SS: We both shoot with Canon gear. It's great to have the same systems because we can share and we can take more gear with us when we travel because there are two of us. We usually have, along with our camera bodies, everything from a 15 mm fisheye up to at least our 300 or 400 mm telephoto lenses. Sometimes I bring my Canon 500 mm, which is one of my favorite lenses in the world, but it's definitely a beast to lug around. Holly's favorite lens most of the time is her 24 -105. Although it is an F/4 and not a 2.8, the extra reach and the fact that it has an image stabilizer is a game changer for travel photography. I guess that's a favorite lens for both of us because we use it so much for our photography. I also use my 14 mm quite often as I am a huge super wide angle lover. We also both love the 70-200 f/2.8. The sharpness and yumminess of that lens is priceless. I also take my GPS, lightning trigger, cable releases, sensor cleaning stuff, flashes, reflectors, diffusers, and usually a lot more. We both really need to travel light but I hate when I forget to bring a particular lens or something. We usually tailor our gear to each trip, trying to figure out what we do and don't need. Checklists are great for travel photography, before and during your trips.
DL: What are your goals for photography and what do you struggle with in your photographic process?
SS: For both of us, a big goal really is to venture out and capture more of this amazing world. We want to create art that we are proud of and that people take notice of. Creating things that people remember is definitely important to us and we don't want to do the same thing as everyone else is doing. I think what we're doing is working because we do get a lot of notice and it really makes it all worthwhile. We are doing what we love and others seem to like it as well and we really couldn't ask for anything more.

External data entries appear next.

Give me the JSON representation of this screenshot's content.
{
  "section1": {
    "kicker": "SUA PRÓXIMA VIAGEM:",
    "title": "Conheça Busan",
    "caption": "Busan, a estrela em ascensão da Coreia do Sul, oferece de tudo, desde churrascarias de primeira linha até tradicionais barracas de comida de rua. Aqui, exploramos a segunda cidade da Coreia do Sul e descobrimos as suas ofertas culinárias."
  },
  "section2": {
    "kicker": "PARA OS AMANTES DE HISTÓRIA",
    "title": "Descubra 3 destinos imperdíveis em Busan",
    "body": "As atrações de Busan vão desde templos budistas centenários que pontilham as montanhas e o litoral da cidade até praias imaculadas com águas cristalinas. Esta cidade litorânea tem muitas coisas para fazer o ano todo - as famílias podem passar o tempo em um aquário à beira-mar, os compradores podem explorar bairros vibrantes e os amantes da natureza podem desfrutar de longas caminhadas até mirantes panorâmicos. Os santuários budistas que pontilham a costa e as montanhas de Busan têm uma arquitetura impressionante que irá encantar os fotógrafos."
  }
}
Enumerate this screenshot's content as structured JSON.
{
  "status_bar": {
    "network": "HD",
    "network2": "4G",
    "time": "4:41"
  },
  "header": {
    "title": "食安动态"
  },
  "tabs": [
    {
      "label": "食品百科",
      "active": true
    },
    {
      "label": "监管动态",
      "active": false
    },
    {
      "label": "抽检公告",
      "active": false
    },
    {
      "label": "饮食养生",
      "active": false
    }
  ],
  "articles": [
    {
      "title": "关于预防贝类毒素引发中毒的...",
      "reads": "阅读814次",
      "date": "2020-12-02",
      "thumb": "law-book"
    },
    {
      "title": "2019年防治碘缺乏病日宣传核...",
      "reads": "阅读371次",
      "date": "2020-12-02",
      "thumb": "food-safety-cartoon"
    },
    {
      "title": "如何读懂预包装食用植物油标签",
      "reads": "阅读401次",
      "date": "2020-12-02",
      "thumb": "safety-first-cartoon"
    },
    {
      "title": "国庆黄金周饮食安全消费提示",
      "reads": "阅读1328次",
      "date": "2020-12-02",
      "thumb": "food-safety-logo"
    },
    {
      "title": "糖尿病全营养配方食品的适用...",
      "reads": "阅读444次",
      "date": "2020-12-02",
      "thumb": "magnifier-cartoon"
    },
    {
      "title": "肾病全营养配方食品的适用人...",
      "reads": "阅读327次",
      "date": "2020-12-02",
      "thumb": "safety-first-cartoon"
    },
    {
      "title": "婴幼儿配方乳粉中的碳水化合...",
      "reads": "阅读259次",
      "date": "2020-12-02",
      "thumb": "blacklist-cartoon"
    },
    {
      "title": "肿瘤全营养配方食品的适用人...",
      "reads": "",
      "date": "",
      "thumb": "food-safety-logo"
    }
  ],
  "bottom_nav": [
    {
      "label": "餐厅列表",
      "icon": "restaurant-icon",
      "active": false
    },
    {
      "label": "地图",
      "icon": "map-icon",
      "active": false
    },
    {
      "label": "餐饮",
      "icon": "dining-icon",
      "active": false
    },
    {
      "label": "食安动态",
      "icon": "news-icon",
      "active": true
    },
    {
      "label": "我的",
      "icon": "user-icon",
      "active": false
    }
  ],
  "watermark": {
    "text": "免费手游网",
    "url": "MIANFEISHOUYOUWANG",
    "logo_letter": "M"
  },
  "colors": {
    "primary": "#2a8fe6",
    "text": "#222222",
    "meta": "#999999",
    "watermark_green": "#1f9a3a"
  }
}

HK: For Scott, his love for teaching is a huge part of what drives him and I think he will help others with photography for as long as he lives. That is part of what drew me to him: watching him teach, his passion for photography, and willingness to help others. Now, I get to help others with their photography and that means the world to me. I never thought I would ever be in that position but it's a pretty great feeling to be able to help others create better images.
DL: Tell us the story of your favorite photograph
HK: The photograph that is one of our favorites but also was the most intense to capture involved having 18 monks lined up in rows, praying, while holding tea lights in their hands. We were in a monastery in Yangon, the capital of Burma, and the hours and hours of preparation were so intense and thought out. Scott had a vision that involved a dark monastery with monks’ faces only lit by candlelight, with them looking down at the candles: a very moody and special moment. Scouting out the location, dealing with the Monkmasters, working with 18 of the most adorable little monks in their gorgeous saffron robes, working in almost pitch black and trying to get them all posed just how he envisioned was something that I will never forget. Just trying to find the tea lights somewhere in the city was a mission in itself. But choreographing the entire scene in this amazing monastery with all of the older monks watching and wondering what we were doing really was one of the most special moments either of us have ever had in our lives. Scott has said that it was probably the hardest project that he has ever undertaken, and the results were definitely worth it. We both ended up with some of the most beautiful and compelling images we have ever done. The image is hanging up in our living room and we get to relive that amazing memory every day. There really is nothing else like photography. Nothing!